Furthermore, the OP isn't an employee of the owner in this case, he's a contractor employed by another firm. Here, he has even fewer rights than he would have as an employee. There are a few protections against outright discrimination (where a protected class like race or sex is involved), but generally, the employment relationship here is between the OP and his boss, not the OP and the client. This is, in large part, a reason why businesses like hiring contractors, because they are insulated complaints for wrongful termination, workers' comp (IIRC), wage&hour, and other labor laws.
posted by zachlipton at 12:25 AM on November 7, 2009


If it was me, I'd definitely go the pro-Obama sticker route. It seems like a perfect "compromise".

The more patriotic and flag-wavey the better.

But yeah, I agree with the commenters who say that this is a transactional thing. If it came down to it, I would probably choose the job over the sticker.
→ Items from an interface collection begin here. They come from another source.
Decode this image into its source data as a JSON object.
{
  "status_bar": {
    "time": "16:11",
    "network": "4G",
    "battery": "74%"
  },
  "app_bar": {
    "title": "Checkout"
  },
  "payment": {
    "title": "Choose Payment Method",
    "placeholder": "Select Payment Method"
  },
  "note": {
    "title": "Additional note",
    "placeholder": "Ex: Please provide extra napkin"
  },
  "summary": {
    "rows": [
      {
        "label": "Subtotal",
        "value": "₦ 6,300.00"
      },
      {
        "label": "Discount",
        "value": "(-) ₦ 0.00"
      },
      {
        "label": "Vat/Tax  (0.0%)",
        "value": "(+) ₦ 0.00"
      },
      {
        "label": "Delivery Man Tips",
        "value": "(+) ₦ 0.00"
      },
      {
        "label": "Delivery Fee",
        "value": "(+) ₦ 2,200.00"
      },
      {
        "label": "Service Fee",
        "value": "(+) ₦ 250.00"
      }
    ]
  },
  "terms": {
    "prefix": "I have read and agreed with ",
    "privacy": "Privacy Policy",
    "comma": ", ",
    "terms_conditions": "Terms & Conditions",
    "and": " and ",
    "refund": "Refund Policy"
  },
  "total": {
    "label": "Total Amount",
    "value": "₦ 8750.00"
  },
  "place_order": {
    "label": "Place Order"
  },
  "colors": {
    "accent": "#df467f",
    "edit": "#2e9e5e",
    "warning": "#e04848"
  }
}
But I'd probably push for a policy of some kind that requires no political/issue stickers at all. Another "compromise".

And I disagree with those who say this is an issue of your "soul" versus "the man". I don't know about the rest of you, but my soul or self worth or freedom doesn't depend on whether I can express my opinions on someone else's dime.
posted by gjc at 5:58 AM on November 7, 2009


Is it a parking lot/garage with a wall or line of trees? Perhaps you can park back in (FANCY parking!), and avoid further scrutiny of your car's backside.

But in the meantine, I agree with the comments that it looks unprofessional and you're deciding between the sticker and the job here.
posted by NikitaNikita at 6:12 AM on November 7, 2009 [1 favorite]


I don't have a sticker that says "Blindly support ${CURRENT_PRESIDENT}." though.

SUPPORT OUR CURRENT PRESIDENT! would be an awesome temporary bumpersticker to cover up the ones that Douchebag McControl-Freak objects to.
posted by Sidhedevil at 10:23 AM on November 7, 2009


Call the ACLU. They'll know if it's legal. I agree with your politics, and I would be profoundly pissed at such a request. But. A client of your employer does not want your bumper sticker on the premises. It's usually accepted that pissing off clients is unwise, esp. over trivial matters. So, it's okay to remove the sticker; you won't lose your progressive cred. It's okay to keep it, and you probably won't be working for that client. If you have the energy to tackle this, go ahead and make it a cause.

I'd get a Peace is Patriotic sticker, or Support the Troops - Bring Them Home.
posted by theora55 at 4:27 PM on November 7, 2009


The problem is that both you and this client are more interested in politics, than work. I feel sorry for your boss.

The client sounds like a bully and an idiot. Regardless though, it's unprofessional for you to park in a client's lot with a car covered in political bumper stickers. As someone said upthread, they're guaranteed to be offensive to some people: that's kind of the point.

So really, it's up to you. If you want to be the kind of person who plasters his car with political slogans, then go work at a place where that isn't likely to cause problems. It may be that client-facing work for a generalist organization isn't for you.

Otherwise, Zachlipton and 26.2 are correct. If you like your job and want to help your boss, then 1) ask to have someone else assigned to this client, so your company doesn't lose the business. Because this guy hates you, and that won't change. And 2) take off all the bumper stickers, so the whole episode doesn't just repeat itself with the next client.

You're not a jerk, and obviously you have a right to your views. But there's a mismatch here: you can't be a client-facing service provider, and simultaneously openly display strong political opinions. It jus t doesn't work that way.
posted by Susan PG at 1:57 AM on November 8, 2009 [2 favorites]


« Older Spyware help   |   How to sympathetically restore an old marble top? Newer »
This thread is closed to new comments.